This article is part of a series on how to build UX design for your startup by the head of UX for a global fintech company in Turkey.
As entrepreneurs, we have a lot of problems to tackle with very little resources and time. We don’t have time to listen to how we need all these resources to provide great user experience (UX), and how hard it is to actually do it even if we had the resources.
What we need is a set of easy to understand and easy to implement tools and tactics for building UX. And, of course, principles to guide us when we are in between choices.
User experience is literally the entirety of the experience our users have before, during, and after interacting with our products. Tweet This Quote
But first let’s clarify one very important thing. UX isn’t just about the interface design and how usable it is. Yes, these are critical elements but not the whole. User experience is literally the entirety of the experience our users have before, during, and after interacting with our products. It is the whole thing. And it is based on the user not the product, company or anything else.
This is relevant especially for startups because in the end, a startup is all about finding the pain points and then the solution for their users. Only then we can think of growth, monetization, exit etc. First, we should focus on the user and the experience we’ll provide for them.
The series will be based on J.J. Garrett’s 5 Planes of UX Design model. It is a great guide to structure our thinking, and an awesome tool to make sure our activities are in line with our goals. Let’s start with the strategy.
Like most management vocabulary, the word “strategy” has its roots in military. It means an overall plan to defeat an enemy or reach a goal. In terms of UX design, we’ll refer to strategy as a set of guiding information about:
- Our users
- Our business
- Our competitors
- The market we are in
- The brand we’re trying to build
By collecting and framing this information, we will have a much better understanding of our business, users and the market. Additionally, by collaborating with our team, we will make the best use of the resources we have, and build cohesion.
Understanding Your Users
When it comes to users, starting with the Proto Persona exercise is a great way to understand who they are. Basically, Proto Persona means creating personas in-house instead of using field studies, ethnography etc.
UX is relevant especially for startups because in the end, it is all about finding the pain points and then the solution for their users. Tweet This Quote
Obviously, it is not as good as the field study alternative, but it has a great ROI if you have people around you who are like your personas, are one of your personas, and can openly discuss and utilize dialectical thinking.
Even if you don’t have any of the above, you still can create Proto Personas if you research user behavior on platforms like nngroup, Baymard, Google Scholar, CBInsights, fivethirtyeight etc, select five of your most popular competitors and use them for a week or so, or research benchmarks on your competitors.
By doing this you’ll develop a deeper understanding about your users and become ready to create Proto Personas.
Here you can find useful Google Sheets templates for above mentioned techniques.
Understanding Your Business
During my time at Startupbootcamp as a program manager, I interviewed at least 200 startups.
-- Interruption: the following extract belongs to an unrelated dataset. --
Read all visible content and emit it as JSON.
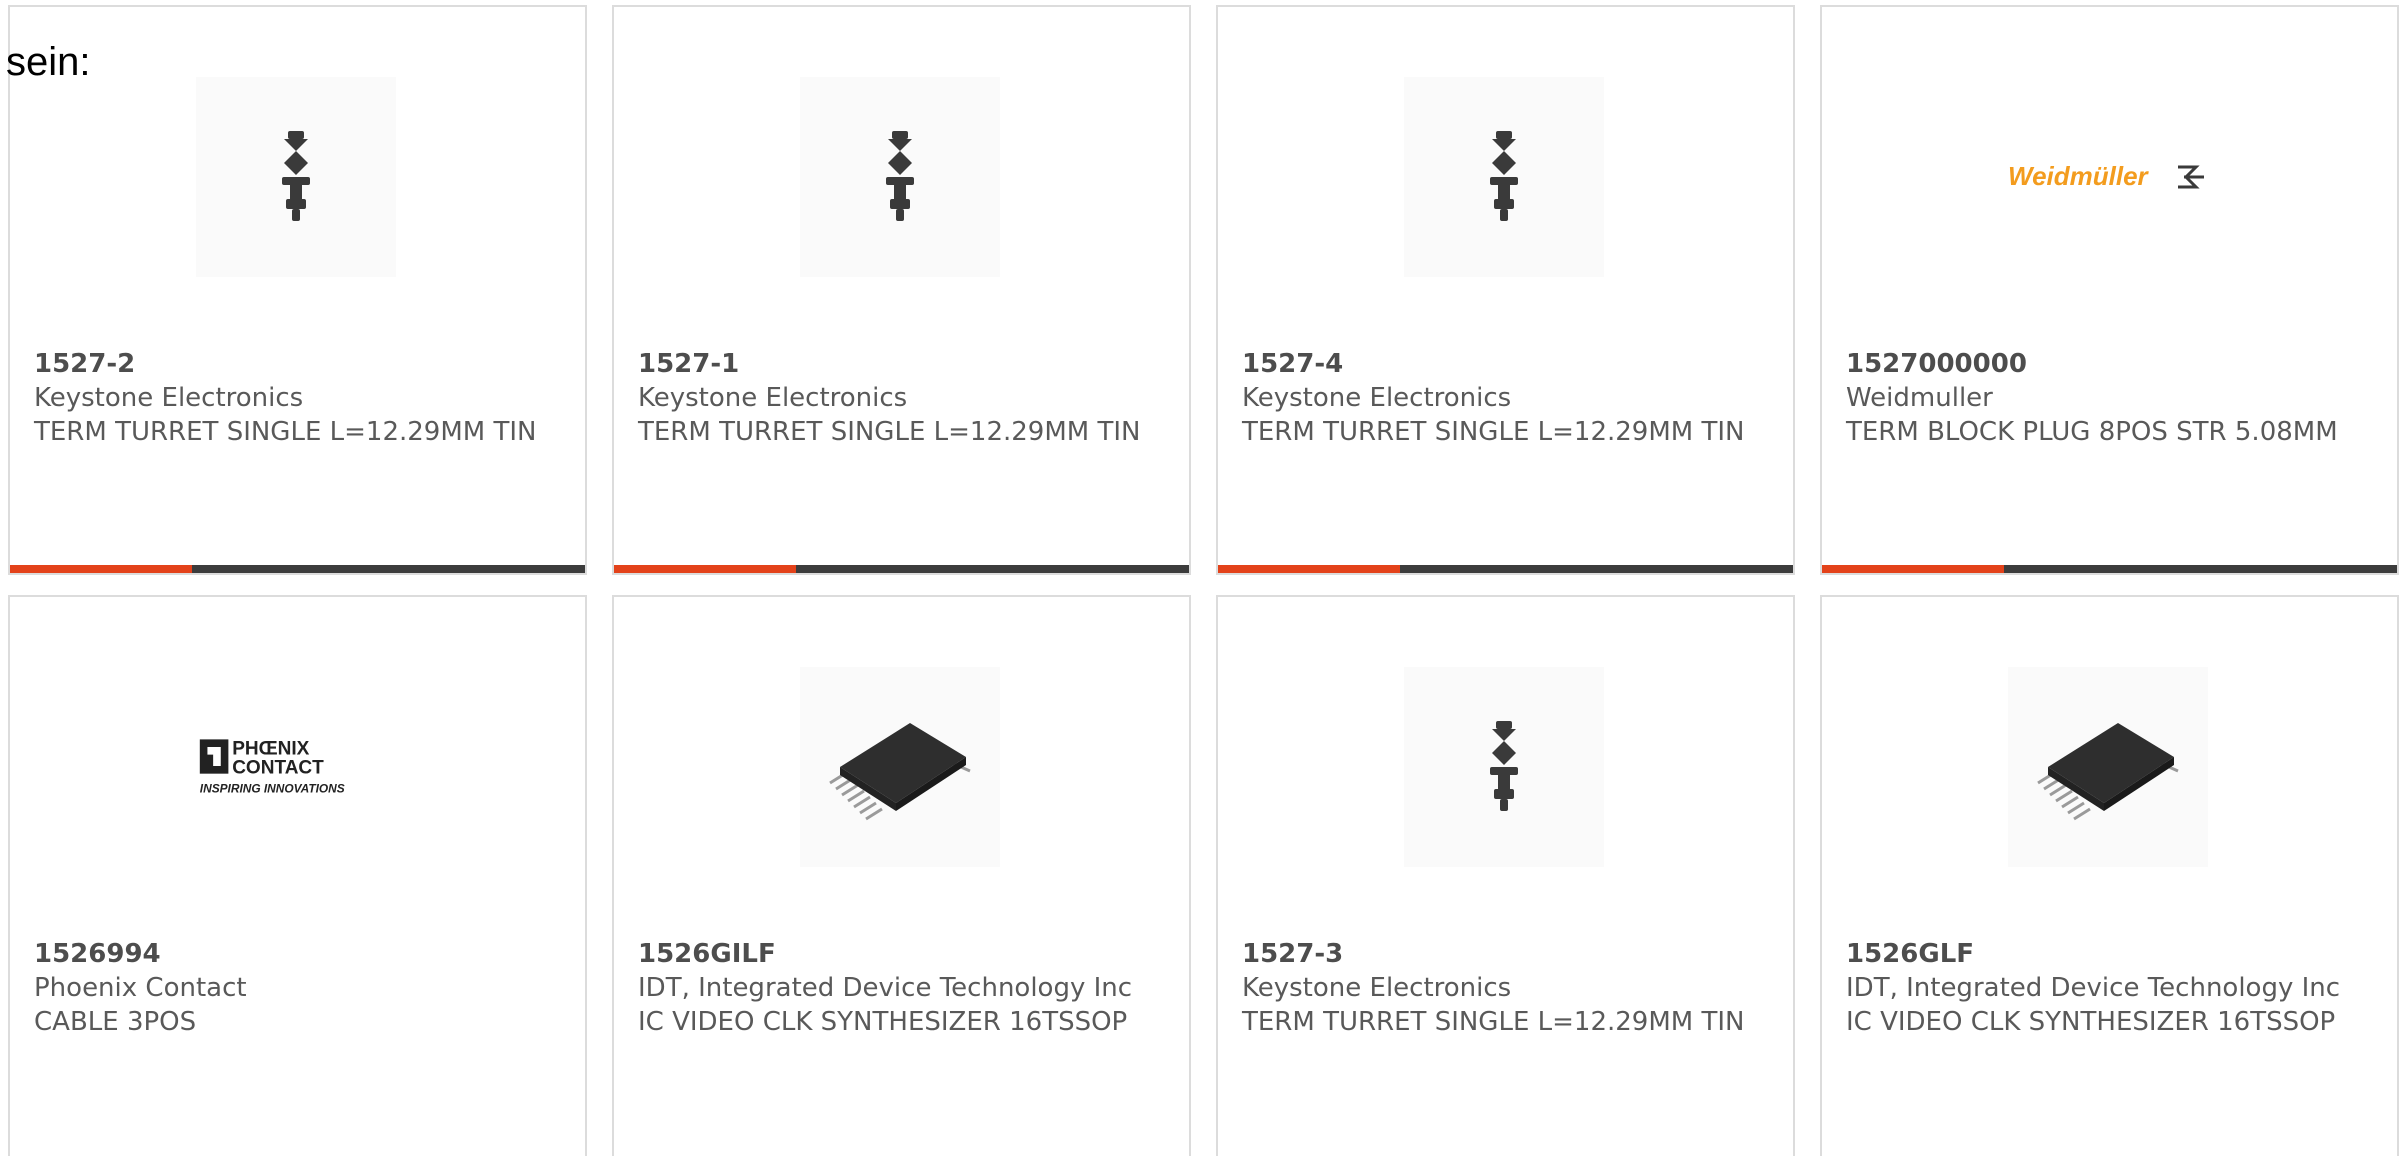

You wouldn’t believe how many of them were unaware of the basics of their business. As a “product guy” I definitely favor focusing on the need / problem before any attempt for monetization. But, this doesn’t necessarily mean that we shouldn’t contemplate how the company would operate once we’re ready to scale.
A very efficient and fun way to understand our own business is working on a Business Model Canvas. Creating a business model canvas forces you to think about the big picture, and see all the moving parts.
Business and users are the very core of our strategy and by spending just three to five days in total, you’ll gather a lot of information, generate insights and most importantly build trust and focus your people around a common understanding.
Of course that is not all when it comes to strategy. The next article in series will cover competitors, market and brand positioning and complete the picture. Now go ahead and start working. Trust the process and it will reward you greatly!